Turns out, the Prince’s reboot left him pretty woozy, and very non-dangerous for the situation at hand. In fact, he appears to have temporarily regressed to his role as a Coalition soldier. The best way to describe it is how you behave in your sleep when your job stresses you to the point of screaming into a paper bag in the workplace where nobody can hear you, like a cupboard, or the restrooms… but I digress. Izabel manages to fool him into thinking Klara a wounded fellow soldier. He carries her out of the burning lighthouse. Before ghost girl manages to fool him into rescuing Alana, Marko and Hazel, he makes for his ship. In this peculiar state, PRIV seems to follow an instinctive drive that calls him elsewhere, perhaps to his wife and unborn child.
Speaking of families, Marko’s is in trouble. Gwendolyn accuses Alana of being a homewrecker, yet Marko and the former never had a home. As she calls out Gwen about being obsessed and refusing to move on, she puts herself in deathly danger. Before Marko’s ex can skewer Alana and Hazel with her spear, he pushes them off the lighthouse. In the shock of the moment, he tries to talk some tranquility into Gwendolyn. In response, she tearfully says that the wound he left on her heart was too much. Before she can tax any retribution, Alana flies up for the first time with wings she had called vestigial, and a gun. This shift in advantage saves the day for Alana, Hazel and Marko, who knew those wings were anything but vestigial. Once again, they managed to dodge a frightful end, but their time on Quietus is now over.
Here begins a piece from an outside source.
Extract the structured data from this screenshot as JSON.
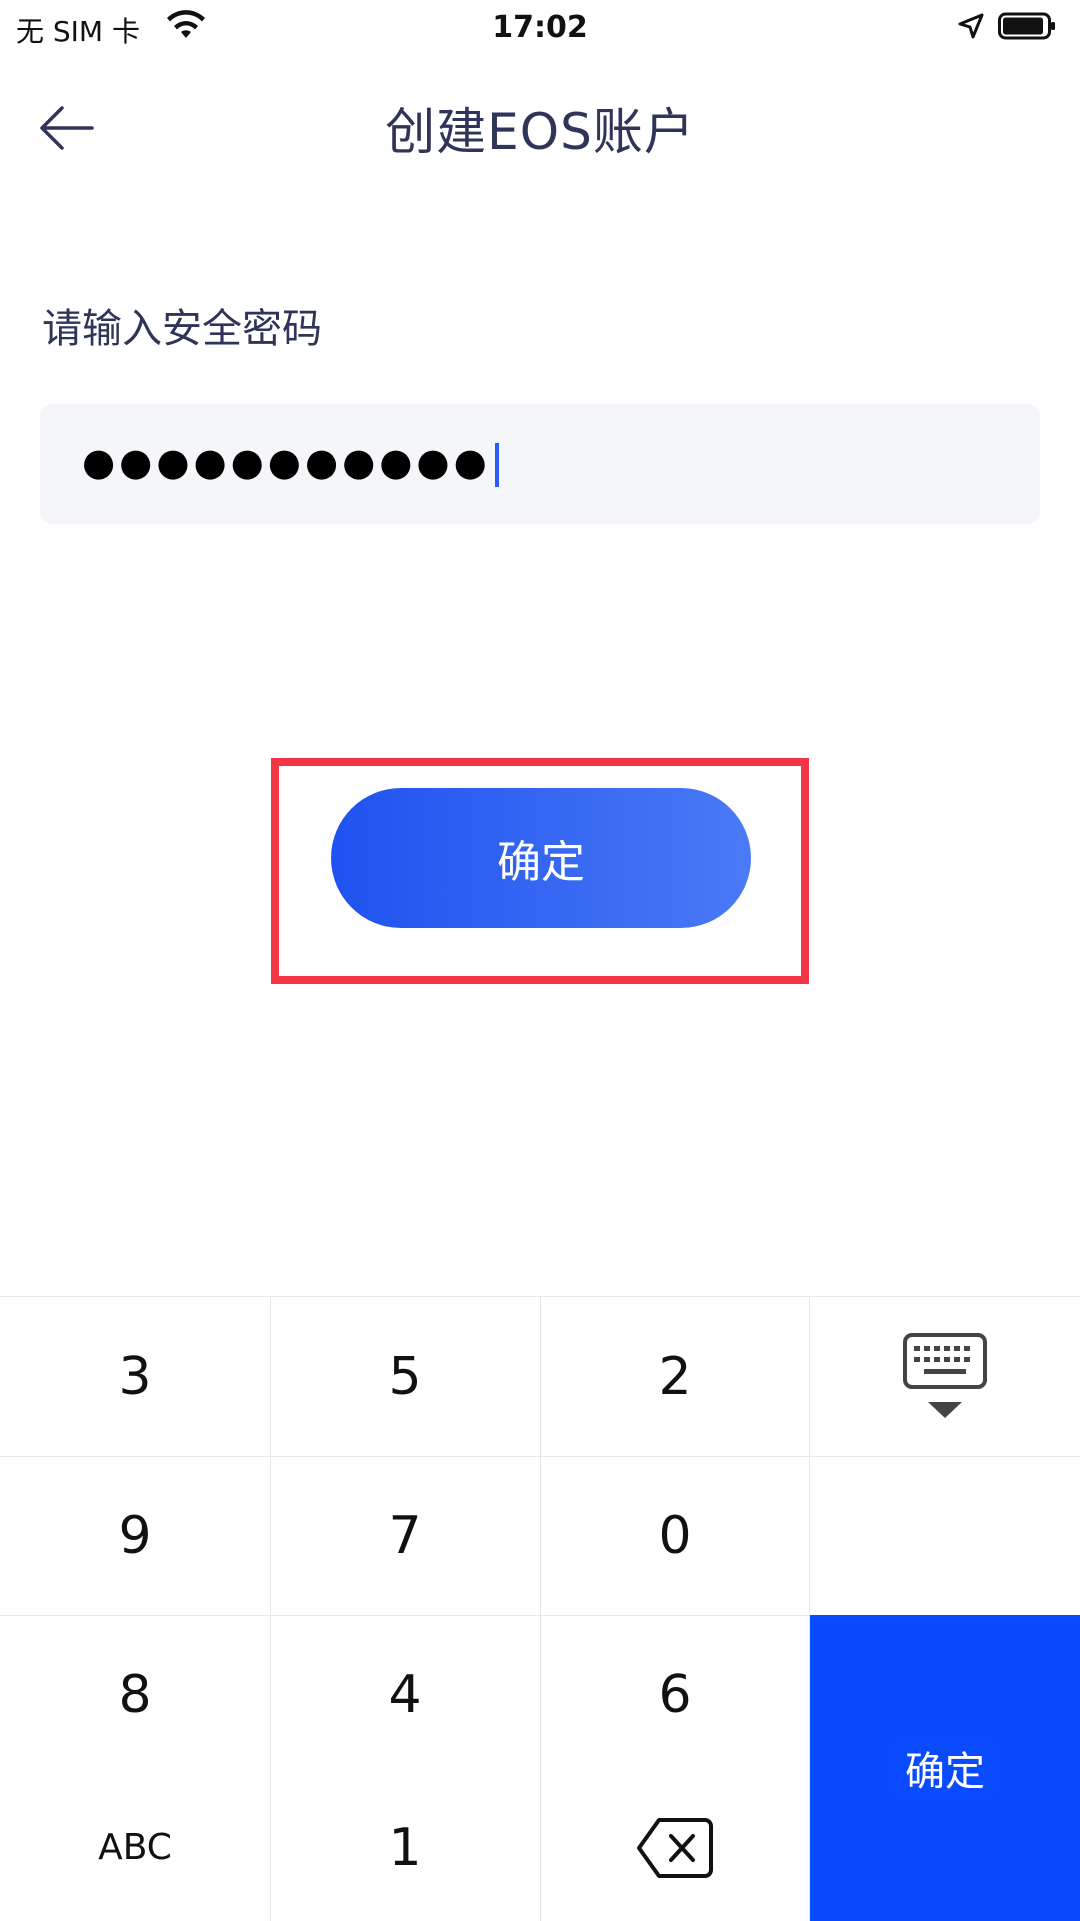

Meanwhile, at the Hebdomadal, Upsher meditates on how to escape the effects of The Brand’s poison. Their boss offers them a chance to cover Prince Robot IV’s currently unknown whereabouts, but Doff refuses. His significant other and colleague argues that this could allow them a way to continue their work on the fugitives, to no avail. Speaking of the reason to their grief, The Brand is now at a hospital in Landfall for a visit. More specifically, she has come to visit The Will, her brother. She is visibly concerned, as all the comatose Freelancer can utter is Sophie, which turns out to also be his sister’s birth name. From the distance, Gwendolyn, Sophie and Honest Cat look into the room as The Brand holds her brother. Things are looking grim for the Freelancer that has earned our affection. Hope dies hard, though.
This will be the last time we’ll hear about the original pursuers for a while, as Hazel narrates. We have come thus to the end of the unofficial first arc. So far, it’s been quite the journey, and well deserving of praise. As a callback to the theme of codes and rules, we can think of literary tropes and conventions as rules after a fashion. After all, they set the defining shape for countless stories within the frame of resistance against adversity, and the notion that love conquers all. And, if anything, I would say that is the main theme of this comic: love, in many different kinds and expressions. The adherence to a foundational code, to a promise, to family, may all be conjugations of one or other kind of love. Without rules, without love, we have no firm ground to set our feet.
We certainly need sturdy footing, as we close the issue with Hazel’s first steps. What will await us as this comic series continues, as its characters mature? Stay tuned, friends. Rub a cat’s belly in the mean time. If you play by the rules, it will be a precious joy, I promise.
Saga Issue #18 Credits
Writer: Brian K. Vaughan
Artist: Fiona Staples
All images are courtesy of Image Comics